**Supplied records:**

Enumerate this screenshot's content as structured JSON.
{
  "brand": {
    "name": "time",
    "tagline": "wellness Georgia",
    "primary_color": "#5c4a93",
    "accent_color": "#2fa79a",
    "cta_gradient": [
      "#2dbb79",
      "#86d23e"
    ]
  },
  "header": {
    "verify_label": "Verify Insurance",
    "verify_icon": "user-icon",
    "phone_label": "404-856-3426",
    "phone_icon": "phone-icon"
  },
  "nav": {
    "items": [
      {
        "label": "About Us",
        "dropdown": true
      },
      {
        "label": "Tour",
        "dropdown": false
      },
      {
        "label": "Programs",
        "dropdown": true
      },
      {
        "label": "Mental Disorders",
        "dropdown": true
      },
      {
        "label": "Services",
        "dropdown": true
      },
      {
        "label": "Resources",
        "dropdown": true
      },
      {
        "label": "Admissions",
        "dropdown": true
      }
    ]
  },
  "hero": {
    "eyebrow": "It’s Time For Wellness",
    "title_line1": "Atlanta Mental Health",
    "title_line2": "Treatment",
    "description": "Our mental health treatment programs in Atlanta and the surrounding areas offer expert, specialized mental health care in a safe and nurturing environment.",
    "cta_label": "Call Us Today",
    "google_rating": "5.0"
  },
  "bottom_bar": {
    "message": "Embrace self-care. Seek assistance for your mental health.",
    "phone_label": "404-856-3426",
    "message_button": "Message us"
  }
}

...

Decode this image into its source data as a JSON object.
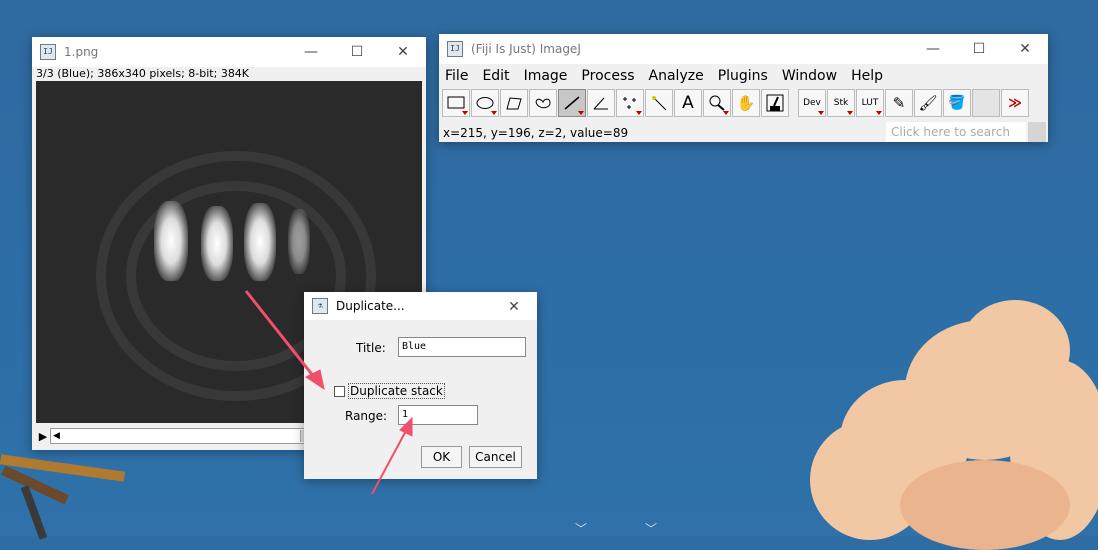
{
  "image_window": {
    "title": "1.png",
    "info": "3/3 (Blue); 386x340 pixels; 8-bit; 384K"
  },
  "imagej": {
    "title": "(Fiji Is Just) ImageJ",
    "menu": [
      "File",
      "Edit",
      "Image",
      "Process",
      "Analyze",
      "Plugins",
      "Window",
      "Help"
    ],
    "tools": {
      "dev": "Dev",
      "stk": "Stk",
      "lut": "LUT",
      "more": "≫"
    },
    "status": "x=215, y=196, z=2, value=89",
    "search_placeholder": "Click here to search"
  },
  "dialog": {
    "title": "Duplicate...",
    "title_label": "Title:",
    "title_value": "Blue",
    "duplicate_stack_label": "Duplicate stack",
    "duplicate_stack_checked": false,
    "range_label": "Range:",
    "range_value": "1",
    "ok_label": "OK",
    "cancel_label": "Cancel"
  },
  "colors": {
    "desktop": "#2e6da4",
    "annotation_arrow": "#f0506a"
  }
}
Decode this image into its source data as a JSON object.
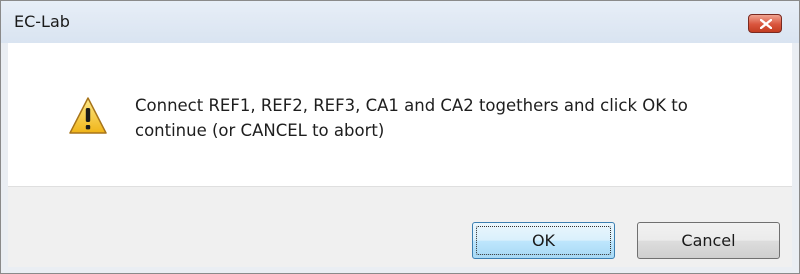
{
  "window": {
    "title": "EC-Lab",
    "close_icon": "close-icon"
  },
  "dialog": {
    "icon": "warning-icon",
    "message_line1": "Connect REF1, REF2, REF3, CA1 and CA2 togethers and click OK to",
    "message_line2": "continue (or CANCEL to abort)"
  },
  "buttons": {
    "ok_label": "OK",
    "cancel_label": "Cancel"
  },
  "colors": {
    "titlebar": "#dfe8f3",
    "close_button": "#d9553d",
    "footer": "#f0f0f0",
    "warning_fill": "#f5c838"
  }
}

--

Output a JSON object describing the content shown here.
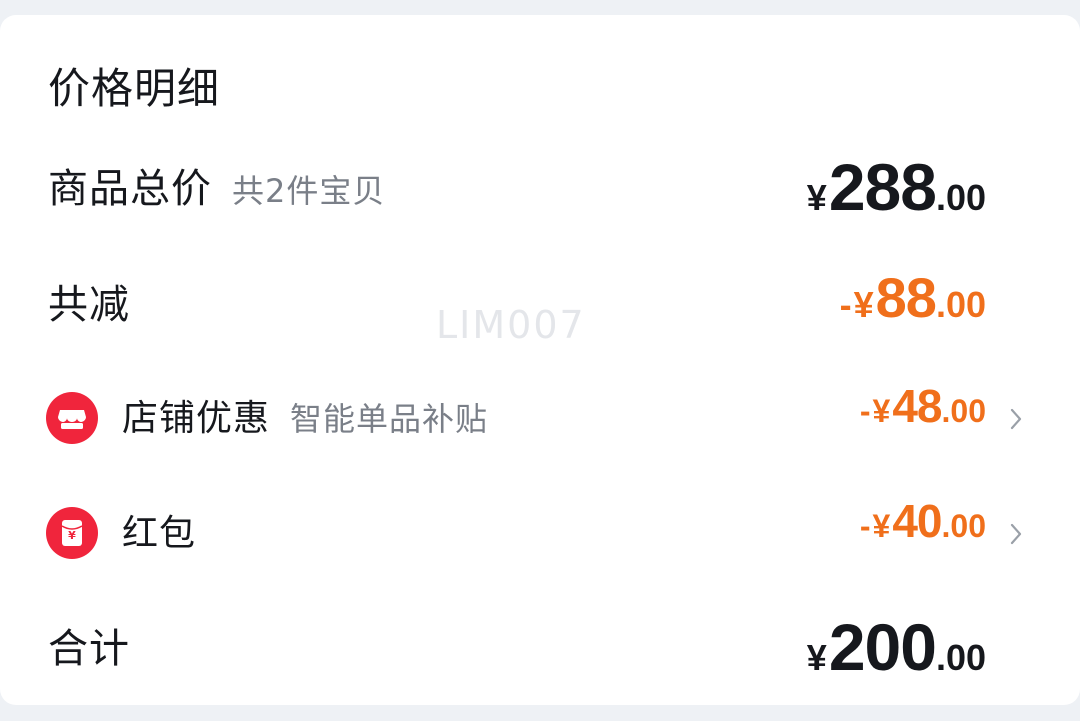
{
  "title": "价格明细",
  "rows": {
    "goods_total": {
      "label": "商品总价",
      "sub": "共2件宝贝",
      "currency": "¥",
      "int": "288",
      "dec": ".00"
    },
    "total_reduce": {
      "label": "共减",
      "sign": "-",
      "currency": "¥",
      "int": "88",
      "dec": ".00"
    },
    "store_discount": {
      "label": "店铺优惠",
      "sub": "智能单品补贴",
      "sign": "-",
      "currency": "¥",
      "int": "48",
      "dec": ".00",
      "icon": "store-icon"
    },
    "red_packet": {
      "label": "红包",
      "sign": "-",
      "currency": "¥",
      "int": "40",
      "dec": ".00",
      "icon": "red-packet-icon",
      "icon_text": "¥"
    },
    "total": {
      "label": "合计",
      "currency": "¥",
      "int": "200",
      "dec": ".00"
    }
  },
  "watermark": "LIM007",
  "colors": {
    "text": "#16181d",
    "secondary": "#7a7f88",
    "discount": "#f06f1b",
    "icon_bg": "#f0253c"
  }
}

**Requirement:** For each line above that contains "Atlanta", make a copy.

**Response for this exercise:**
    "title_line1": "Atlanta Mental Health",
    "description": "Our mental health treatment programs in Atlanta and the surrounding areas offer expert, specialized mental health care in a safe and nurturing environment.",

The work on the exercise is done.